EXERCISE INSTRUCTIONS:
Copy whichever lines of the data hold the word "Allah".

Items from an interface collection
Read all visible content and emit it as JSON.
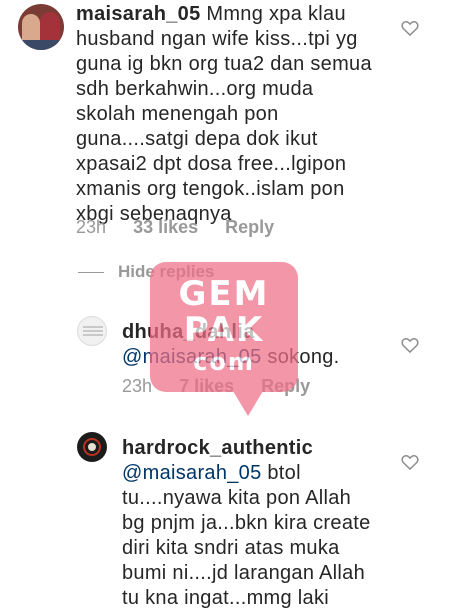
{
  "comments": [
    {
      "username": "maisarah_05",
      "text_lines": [
        "Mmng xpa klau",
        "husband ngan wife kiss...tpi yg",
        "guna ig bkn org tua2 dan semua",
        "sdh berkahwin...org muda",
        "skolah menengah pon",
        "guna....satgi depa dok ikut",
        "xpasai2 dpt dosa free...lgipon",
        "xmanis org tengok..islam pon",
        "xbgi sebenaqnya"
      ],
      "time": "23h",
      "likes": "33 likes",
      "reply": "Reply"
    }
  ],
  "hide_replies": "Hide replies",
  "replies": [
    {
      "username": "dhuha_dahlia",
      "mention": "@maisarah_05",
      "text": " sokong.",
      "time": "23h",
      "likes": "7 likes",
      "reply": "Reply"
    },
    {
      "username": "hardrock_authentic",
      "mention": "@maisarah_05",
      "text_first": " btol",
      "text_lines": [
        "tu....nyawa kita pon Allah",
        "bg pnjm ja...bkn kira create",
        "diri kita sndri atas muka",
        "bumi ni....jd larangan Allah",
        "tu kna ingat...mmg laki"
      ]
    }
  ],
  "watermark": {
    "line1": "GEM",
    "line2": "PAK",
    "line3": "com",
    "color": "#ef6f86"
  },
  "icons": {
    "like": "heart-outline-icon"
  }
}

OUTPUT:
        "tu....nyawa kita pon Allah",
        "bumi ni....jd larangan Allah",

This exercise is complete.